How many of us have experienced this kind of anxiety and stress? Thankfully, one lawmaker plans to put an end to that.

1-Rider party-list representative Bonifacio Bosita has filed House Bill 3366 or An Act Enforcing Fair Traffic Apprehension, Granting For The Purpose of Compensation to Driver of Motor Vehicles for Improper Traffic Apprehension and Imposing Administrative Sanctions for Erring Traffic Enforcement Personnel. That's a long name, but according to Congressman Bosita, this House Bill will seek to promote fair chances for both motorist and enforcement personnel.

Congressman wants to penalize enforcers for wrongful apprehension image

If you've ever contested a traffic violation (a wrongful one, hopefully) then you'll know how difficult, frustrating, and time-consuming it is. This basically means that if the bill continues on to become law, the apprehended motorist may get compensation if they are able to prove their innocence and the traffic enforcer may be charged with an administrative case. 

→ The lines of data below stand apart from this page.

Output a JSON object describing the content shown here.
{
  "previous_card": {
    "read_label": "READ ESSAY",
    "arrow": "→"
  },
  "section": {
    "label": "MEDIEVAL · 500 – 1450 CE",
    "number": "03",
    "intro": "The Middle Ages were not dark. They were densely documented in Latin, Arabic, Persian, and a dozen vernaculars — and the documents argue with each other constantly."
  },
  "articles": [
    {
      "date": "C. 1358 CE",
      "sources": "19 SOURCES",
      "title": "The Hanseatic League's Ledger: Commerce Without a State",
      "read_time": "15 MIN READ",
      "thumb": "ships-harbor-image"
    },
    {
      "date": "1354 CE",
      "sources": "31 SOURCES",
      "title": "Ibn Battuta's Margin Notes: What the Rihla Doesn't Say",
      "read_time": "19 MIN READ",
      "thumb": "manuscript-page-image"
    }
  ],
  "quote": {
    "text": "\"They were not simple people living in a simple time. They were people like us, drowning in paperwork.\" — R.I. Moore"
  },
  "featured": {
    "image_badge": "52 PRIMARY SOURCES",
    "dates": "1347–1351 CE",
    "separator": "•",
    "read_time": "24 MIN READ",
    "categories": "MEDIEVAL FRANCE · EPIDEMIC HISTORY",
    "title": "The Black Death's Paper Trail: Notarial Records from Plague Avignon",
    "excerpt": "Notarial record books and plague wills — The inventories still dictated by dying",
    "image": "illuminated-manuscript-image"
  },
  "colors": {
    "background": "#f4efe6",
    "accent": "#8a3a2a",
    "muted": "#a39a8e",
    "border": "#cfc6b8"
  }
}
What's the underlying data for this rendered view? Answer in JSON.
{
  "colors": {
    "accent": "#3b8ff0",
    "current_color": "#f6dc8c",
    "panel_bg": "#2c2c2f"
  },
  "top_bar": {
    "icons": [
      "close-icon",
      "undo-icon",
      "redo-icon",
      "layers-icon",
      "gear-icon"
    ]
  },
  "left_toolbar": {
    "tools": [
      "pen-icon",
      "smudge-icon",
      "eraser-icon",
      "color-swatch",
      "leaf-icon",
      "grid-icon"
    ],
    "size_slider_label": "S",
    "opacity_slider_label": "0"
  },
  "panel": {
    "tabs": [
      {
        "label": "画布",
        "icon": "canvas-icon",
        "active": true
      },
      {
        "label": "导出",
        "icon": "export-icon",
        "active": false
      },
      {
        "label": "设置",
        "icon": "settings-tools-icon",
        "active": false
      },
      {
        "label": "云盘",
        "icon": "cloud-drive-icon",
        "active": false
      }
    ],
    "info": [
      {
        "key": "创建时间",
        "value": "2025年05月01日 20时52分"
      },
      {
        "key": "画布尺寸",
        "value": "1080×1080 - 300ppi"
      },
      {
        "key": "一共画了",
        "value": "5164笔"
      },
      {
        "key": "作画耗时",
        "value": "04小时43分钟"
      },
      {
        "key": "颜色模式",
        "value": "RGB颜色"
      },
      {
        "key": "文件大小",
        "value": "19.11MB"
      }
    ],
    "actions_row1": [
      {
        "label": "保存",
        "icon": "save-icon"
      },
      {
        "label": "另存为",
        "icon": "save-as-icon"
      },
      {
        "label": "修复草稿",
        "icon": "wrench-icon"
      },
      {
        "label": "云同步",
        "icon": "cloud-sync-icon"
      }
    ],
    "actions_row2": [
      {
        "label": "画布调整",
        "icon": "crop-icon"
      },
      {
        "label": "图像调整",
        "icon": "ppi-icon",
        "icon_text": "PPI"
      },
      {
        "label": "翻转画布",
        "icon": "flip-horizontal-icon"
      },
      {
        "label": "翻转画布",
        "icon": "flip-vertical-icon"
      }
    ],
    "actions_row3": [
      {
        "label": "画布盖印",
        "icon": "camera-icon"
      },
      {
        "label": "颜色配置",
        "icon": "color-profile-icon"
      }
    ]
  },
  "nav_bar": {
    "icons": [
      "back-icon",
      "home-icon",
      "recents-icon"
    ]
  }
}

We don’t have the complete text of this law at this time but we sure would like to find out the parameters as this could be a big help to motorists on Philippine roads. If this becomes law, enforcers will have to be more aware of their actions and be more mindful of the apprehensions they make. At the same time, it doesn't relieve the motorist of the responsibility to drive, uh, responsibly.